The first scenario is in line with the goal of the Paris Agreement (to limit the Earth’s average temperature rise to well below 2°C; achieve net global zero emissions by 2060), the second one presents a more ambitious plan (global zero net emissions by 2050; limiting global warming to 1.5°C).
In the case of the second scenario, GS experts expect cumulative investments in green infrastructure worth USD 56 trillion, which will mean over 2% of global GDP by 2032.
Goldman Sachs estimates that the hydrogen market could grow sevenfold by 2050 to over 500 million tonnes per year, while carbon capture will increase from the current around 40 MtCO2 to over 7,000 MtCO2 per year, and carbon offsetting (mainly natural sinks). but also through direct capture of carbon dioxide from the air) will contribute to a reduction of around 15% in emissions in sectors that are more difficult to decarbonise.
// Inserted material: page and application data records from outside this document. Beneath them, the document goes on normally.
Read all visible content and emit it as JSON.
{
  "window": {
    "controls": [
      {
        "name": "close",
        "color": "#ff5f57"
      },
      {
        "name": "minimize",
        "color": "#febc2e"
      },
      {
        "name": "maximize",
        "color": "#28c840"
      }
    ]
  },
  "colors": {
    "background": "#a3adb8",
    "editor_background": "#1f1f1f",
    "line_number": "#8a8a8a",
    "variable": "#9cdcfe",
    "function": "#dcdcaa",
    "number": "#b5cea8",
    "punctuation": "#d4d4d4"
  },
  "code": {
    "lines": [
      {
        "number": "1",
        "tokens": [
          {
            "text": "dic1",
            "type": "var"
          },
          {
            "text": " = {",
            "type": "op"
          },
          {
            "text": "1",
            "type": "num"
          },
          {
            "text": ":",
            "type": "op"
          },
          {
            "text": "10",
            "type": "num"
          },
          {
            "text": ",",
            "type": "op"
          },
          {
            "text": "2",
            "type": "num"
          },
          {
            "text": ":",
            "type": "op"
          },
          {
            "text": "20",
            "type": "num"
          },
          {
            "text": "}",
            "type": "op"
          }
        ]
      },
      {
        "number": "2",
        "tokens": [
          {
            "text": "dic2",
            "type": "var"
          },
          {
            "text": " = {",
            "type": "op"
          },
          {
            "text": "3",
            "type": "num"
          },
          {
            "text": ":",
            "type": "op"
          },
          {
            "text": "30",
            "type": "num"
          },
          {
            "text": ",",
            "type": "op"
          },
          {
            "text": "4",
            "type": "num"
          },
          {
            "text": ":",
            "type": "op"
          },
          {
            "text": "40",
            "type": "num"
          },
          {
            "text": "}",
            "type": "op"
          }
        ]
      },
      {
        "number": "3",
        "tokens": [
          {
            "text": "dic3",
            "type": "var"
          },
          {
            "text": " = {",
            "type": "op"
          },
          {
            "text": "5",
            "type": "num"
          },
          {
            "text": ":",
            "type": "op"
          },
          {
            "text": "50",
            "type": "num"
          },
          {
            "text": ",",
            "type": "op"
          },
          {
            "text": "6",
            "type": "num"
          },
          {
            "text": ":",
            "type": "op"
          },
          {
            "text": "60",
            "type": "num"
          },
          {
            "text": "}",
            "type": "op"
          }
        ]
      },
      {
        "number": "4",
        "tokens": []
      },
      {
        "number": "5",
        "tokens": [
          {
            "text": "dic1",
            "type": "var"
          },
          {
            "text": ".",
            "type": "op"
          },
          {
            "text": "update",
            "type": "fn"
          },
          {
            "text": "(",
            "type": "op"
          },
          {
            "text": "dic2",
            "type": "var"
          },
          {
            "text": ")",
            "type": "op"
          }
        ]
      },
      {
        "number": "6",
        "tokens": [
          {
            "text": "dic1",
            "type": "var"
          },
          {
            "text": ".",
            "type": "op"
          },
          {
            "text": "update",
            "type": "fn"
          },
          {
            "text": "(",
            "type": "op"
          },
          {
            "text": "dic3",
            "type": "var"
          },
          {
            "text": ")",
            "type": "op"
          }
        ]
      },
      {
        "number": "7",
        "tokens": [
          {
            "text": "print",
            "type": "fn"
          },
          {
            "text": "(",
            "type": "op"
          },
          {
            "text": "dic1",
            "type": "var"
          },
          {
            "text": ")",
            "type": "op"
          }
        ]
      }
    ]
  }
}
Both scenarios assume that oil demand will peak by 2025, but due to the pace of decline in oil demand, GS analysts still see the need to launch new mega-projects by 2030 (for the 1.5° scenario) or 2035 r. (for the scenario “<2.0°”). According to GS, gas demand will peak in 2030 (in the “1.5°” scenario), but plays a key role as a transition fuel in the “<2.0°” path and in this option, demand will continue to grow until 2037 r.